The staff won converts at beer festivals, Biking events, and music festivals such as Mountain Song.

“We were changing people’s mind one beer at a time,” said Melis.

Since then, their beers have won numerous honors: Dale’s Pale Ale was named the Top American Pale Ale by the New York Times, and Mama’s Little Yella Pils, Old Chub Scotch Ale, and Deviant Dale’s IPA all brought home medals at the 2011 Great American Beer Festival.

Oskar Blues now distributes in 27 states. In 2011, they produced 59,000 barrels, a 43 percent increase over the previous year.

A Perfect Fit

Melis, who had been hearing about Brevard from Katechis for years, recently joined fellow employees Jeremy Rudolph and Jason Rogers to visit.
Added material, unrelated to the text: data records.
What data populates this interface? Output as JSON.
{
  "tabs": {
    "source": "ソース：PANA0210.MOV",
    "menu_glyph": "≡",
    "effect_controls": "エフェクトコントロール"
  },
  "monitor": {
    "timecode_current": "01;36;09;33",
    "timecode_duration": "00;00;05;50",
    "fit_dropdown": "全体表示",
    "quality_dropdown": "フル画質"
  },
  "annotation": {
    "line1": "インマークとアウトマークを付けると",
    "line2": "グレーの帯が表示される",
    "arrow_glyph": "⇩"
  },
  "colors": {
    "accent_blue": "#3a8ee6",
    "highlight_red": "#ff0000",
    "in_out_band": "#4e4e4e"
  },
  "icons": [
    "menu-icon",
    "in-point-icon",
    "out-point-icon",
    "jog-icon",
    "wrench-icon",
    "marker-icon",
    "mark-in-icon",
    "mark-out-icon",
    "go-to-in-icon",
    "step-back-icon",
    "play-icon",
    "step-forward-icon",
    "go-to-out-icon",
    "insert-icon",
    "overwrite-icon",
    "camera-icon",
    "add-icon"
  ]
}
They looked at properties in town, explored the county’s mountain bike trails with Brevard City Councilman Wes Dickson, and rode in the recent Assault on the Carolinas bike race. Melis was struck by the similarities between Brevard and Lyons.

“There’s bike riding that’s going on, there’s music, there’s a lot of great, beer savvy people talking about beer at the bars. There’s just a really great connection between the things that we love about Lyons and the experiences that we’ve had in Brevard,” he said.

Melis also noted that the quality of life in Brevard was not an afterthought, but a primary factor in choosing a new location. One of Katechis’ business principals, Melis explained, is that being true to yourself, and having fun, are not things that happen by themselves.

“They are things you stay true to; they are things you make priorities,” said Melis.

Consequently, music, recreation and lifestyle are an integral part of the Oskar Blues culture. They host live music five nights a week, with open bluegrass picks every Tuesday night. They raise beef, pork and vegetables for their restaurants at the Oskar Blues Hops and Heifers Farm near the brewery in Longmont, Colo. Oskar Blues even produces its own custom made mountain bikes, REEB cycles.

Melis said the Brevard restaurant will be similar to their Colorado restaurants, which he described as Americana with a Southern influence. Melis said they expect to be up and running by December.

“We’re looking forward to coming out there, brewing beer, riding bikes and enjoying music,” he said.

For more information about Oskar Blues, visit